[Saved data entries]
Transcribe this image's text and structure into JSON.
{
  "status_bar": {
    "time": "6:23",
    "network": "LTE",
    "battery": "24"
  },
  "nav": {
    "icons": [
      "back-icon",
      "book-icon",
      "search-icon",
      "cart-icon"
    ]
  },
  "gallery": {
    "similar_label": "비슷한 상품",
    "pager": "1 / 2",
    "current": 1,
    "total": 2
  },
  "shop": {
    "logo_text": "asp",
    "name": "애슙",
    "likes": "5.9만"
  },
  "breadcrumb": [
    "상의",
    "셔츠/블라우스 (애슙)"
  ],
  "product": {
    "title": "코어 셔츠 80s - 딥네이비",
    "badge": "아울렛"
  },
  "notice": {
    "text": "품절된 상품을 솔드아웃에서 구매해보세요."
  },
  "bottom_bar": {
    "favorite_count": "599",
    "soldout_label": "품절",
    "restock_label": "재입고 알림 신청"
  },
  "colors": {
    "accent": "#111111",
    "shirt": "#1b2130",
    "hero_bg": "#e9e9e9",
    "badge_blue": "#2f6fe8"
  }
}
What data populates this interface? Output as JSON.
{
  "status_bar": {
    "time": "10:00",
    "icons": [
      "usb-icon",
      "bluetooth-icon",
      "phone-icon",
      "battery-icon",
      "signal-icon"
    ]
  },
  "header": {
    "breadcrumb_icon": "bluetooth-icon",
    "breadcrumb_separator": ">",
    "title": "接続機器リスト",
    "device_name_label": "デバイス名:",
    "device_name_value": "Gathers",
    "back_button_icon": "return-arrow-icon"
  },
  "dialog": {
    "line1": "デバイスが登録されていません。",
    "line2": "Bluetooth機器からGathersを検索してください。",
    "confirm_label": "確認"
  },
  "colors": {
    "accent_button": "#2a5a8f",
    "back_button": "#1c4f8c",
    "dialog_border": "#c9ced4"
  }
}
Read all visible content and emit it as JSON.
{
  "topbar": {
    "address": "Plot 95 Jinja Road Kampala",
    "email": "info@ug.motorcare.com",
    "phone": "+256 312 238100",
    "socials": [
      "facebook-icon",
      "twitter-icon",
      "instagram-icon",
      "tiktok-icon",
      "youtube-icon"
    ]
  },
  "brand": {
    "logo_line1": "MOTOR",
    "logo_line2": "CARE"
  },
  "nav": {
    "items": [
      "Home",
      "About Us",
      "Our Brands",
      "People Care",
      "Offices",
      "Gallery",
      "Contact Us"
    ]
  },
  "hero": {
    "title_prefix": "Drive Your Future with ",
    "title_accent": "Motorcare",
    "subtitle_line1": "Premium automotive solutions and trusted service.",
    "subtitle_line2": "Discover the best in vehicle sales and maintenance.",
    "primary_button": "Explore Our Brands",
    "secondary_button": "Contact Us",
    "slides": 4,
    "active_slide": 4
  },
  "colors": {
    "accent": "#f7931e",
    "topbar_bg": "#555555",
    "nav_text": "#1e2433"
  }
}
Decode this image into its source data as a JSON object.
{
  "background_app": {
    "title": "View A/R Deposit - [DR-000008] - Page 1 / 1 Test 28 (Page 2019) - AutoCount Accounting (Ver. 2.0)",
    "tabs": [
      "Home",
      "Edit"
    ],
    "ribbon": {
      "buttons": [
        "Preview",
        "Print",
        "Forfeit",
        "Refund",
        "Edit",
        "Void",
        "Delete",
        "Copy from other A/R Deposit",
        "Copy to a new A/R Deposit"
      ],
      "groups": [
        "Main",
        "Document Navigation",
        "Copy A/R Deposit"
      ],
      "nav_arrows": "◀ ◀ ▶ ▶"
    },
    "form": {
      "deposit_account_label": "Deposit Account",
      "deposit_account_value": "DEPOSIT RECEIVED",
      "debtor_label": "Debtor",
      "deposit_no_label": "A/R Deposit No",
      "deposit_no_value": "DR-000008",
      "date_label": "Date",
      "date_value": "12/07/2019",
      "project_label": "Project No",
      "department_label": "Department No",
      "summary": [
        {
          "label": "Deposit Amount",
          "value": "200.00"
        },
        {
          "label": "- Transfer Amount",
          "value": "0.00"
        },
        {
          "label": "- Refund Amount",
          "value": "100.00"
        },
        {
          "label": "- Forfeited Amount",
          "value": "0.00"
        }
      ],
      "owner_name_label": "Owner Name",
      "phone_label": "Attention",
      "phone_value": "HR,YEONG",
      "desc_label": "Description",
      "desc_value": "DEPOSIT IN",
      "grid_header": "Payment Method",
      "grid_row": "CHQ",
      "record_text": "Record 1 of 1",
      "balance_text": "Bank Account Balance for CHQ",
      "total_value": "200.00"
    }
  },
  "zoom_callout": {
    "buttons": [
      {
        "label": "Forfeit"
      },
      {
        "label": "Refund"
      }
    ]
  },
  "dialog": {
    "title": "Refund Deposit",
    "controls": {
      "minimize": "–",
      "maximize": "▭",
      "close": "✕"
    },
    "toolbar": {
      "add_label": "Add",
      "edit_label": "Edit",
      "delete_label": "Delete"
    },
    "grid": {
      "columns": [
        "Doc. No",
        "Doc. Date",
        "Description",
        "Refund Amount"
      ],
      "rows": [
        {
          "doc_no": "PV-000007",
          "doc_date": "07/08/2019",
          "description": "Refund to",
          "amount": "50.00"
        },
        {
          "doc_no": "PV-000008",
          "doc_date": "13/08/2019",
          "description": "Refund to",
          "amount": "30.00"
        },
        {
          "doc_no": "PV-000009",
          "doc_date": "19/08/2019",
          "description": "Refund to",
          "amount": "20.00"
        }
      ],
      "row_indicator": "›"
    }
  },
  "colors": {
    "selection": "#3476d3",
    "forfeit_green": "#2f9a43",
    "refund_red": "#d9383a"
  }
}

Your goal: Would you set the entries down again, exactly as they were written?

Your solution:
Transcribe this image's text and structure into JSON.
{
  "status_bar": {
    "time": "6:23",
    "network": "LTE",
    "battery": "24"
  },
  "nav": {
    "icons": [
      "back-icon",
      "book-icon",
      "search-icon",
      "cart-icon"
    ]
  },
  "gallery": {
    "similar_label": "비슷한 상품",
    "pager": "1 / 2",
    "current": 1,
    "total": 2
  },
  "shop": {
    "logo_text": "asp",
    "name": "애슙",
    "likes": "5.9만"
  },
  "breadcrumb": [
    "상의",
    "셔츠/블라우스 (애슙)"
  ],
  "product": {
    "title": "코어 셔츠 80s - 딥네이비",
    "badge": "아울렛"
  },
  "notice": {
    "text": "품절된 상품을 솔드아웃에서 구매해보세요."
  },
  "bottom_bar": {
    "favorite_count": "599",
    "soldout_label": "품절",
    "restock_label": "재입고 알림 신청"
  },
  "colors": {
    "accent": "#111111",
    "shirt": "#1b2130",
    "hero_bg": "#e9e9e9",
    "badge_blue": "#2f6fe8"
  }
}
What data populates this interface? Output as JSON.
{
  "status_bar": {
    "time": "10:00",
    "icons": [
      "usb-icon",
      "bluetooth-icon",
      "phone-icon",
      "battery-icon",
      "signal-icon"
    ]
  },
  "header": {
    "breadcrumb_icon": "bluetooth-icon",
    "breadcrumb_separator": ">",
    "title": "接続機器リスト",
    "device_name_label": "デバイス名:",
    "device_name_value": "Gathers",
    "back_button_icon": "return-arrow-icon"
  },
  "dialog": {
    "line1": "デバイスが登録されていません。",
    "line2": "Bluetooth機器からGathersを検索してください。",
    "confirm_label": "確認"
  },
  "colors": {
    "accent_button": "#2a5a8f",
    "back_button": "#1c4f8c",
    "dialog_border": "#c9ced4"
  }
}
Read all visible content and emit it as JSON.
{
  "topbar": {
    "address": "Plot 95 Jinja Road Kampala",
    "email": "info@ug.motorcare.com",
    "phone": "+256 312 238100",
    "socials": [
      "facebook-icon",
      "twitter-icon",
      "instagram-icon",
      "tiktok-icon",
      "youtube-icon"
    ]
  },
  "brand": {
    "logo_line1": "MOTOR",
    "logo_line2": "CARE"
  },
  "nav": {
    "items": [
      "Home",
      "About Us",
      "Our Brands",
      "People Care",
      "Offices",
      "Gallery",
      "Contact Us"
    ]
  },
  "hero": {
    "title_prefix": "Drive Your Future with ",
    "title_accent": "Motorcare",
    "subtitle_line1": "Premium automotive solutions and trusted service.",
    "subtitle_line2": "Discover the best in vehicle sales and maintenance.",
    "primary_button": "Explore Our Brands",
    "secondary_button": "Contact Us",
    "slides": 4,
    "active_slide": 4
  },
  "colors": {
    "accent": "#f7931e",
    "topbar_bg": "#555555",
    "nav_text": "#1e2433"
  }
}
Decode this image into its source data as a JSON object.
{
  "background_app": {
    "title": "View A/R Deposit - [DR-000008] - Page 1 / 1 Test 28 (Page 2019) - AutoCount Accounting (Ver. 2.0)",
    "tabs": [
      "Home",
      "Edit"
    ],
    "ribbon": {
      "buttons": [
        "Preview",
        "Print",
        "Forfeit",
        "Refund",
        "Edit",
        "Void",
        "Delete",
        "Copy from other A/R Deposit",
        "Copy to a new A/R Deposit"
      ],
      "groups": [
        "Main",
        "Document Navigation",
        "Copy A/R Deposit"
      ],
      "nav_arrows": "◀ ◀ ▶ ▶"
    },
    "form": {
      "deposit_account_label": "Deposit Account",
      "deposit_account_value": "DEPOSIT RECEIVED",
      "debtor_label": "Debtor",
      "deposit_no_label": "A/R Deposit No",
      "deposit_no_value": "DR-000008",
      "date_label": "Date",
      "date_value": "12/07/2019",
      "project_label": "Project No",
      "department_label": "Department No",
      "summary": [
        {
          "label": "Deposit Amount",
          "value": "200.00"
        },
        {
          "label": "- Transfer Amount",
          "value": "0.00"
        },
        {
          "label": "- Refund Amount",
          "value": "100.00"
        },
        {
          "label": "- Forfeited Amount",
          "value": "0.00"
        }
      ],
      "owner_name_label": "Owner Name",
      "phone_label": "Attention",
      "phone_value": "HR,YEONG",
      "desc_label": "Description",
      "desc_value": "DEPOSIT IN",
      "grid_header": "Payment Method",
      "grid_row": "CHQ",
      "record_text": "Record 1 of 1",
      "balance_text": "Bank Account Balance for CHQ",
      "total_value": "200.00"
    }
  },
  "zoom_callout": {
    "buttons": [
      {
        "label": "Forfeit"
      },
      {
        "label": "Refund"
      }
    ]
  },
  "dialog": {
    "title": "Refund Deposit",
    "controls": {
      "minimize": "–",
      "maximize": "▭",
      "close": "✕"
    },
    "toolbar": {
      "add_label": "Add",
      "edit_label": "Edit",
      "delete_label": "Delete"
    },
    "grid": {
      "columns": [
        "Doc. No",
        "Doc. Date",
        "Description",
        "Refund Amount"
      ],
      "rows": [
        {
          "doc_no": "PV-000007",
          "doc_date": "07/08/2019",
          "description": "Refund to",
          "amount": "50.00"
        },
        {
          "doc_no": "PV-000008",
          "doc_date": "13/08/2019",
          "description": "Refund to",
          "amount": "30.00"
        },
        {
          "doc_no": "PV-000009",
          "doc_date": "19/08/2019",
          "description": "Refund to",
          "amount": "20.00"
        }
      ],
      "row_indicator": "›"
    }
  },
  "colors": {
    "selection": "#3476d3",
    "forfeit_green": "#2f9a43",
    "refund_red": "#d9383a"
  }
}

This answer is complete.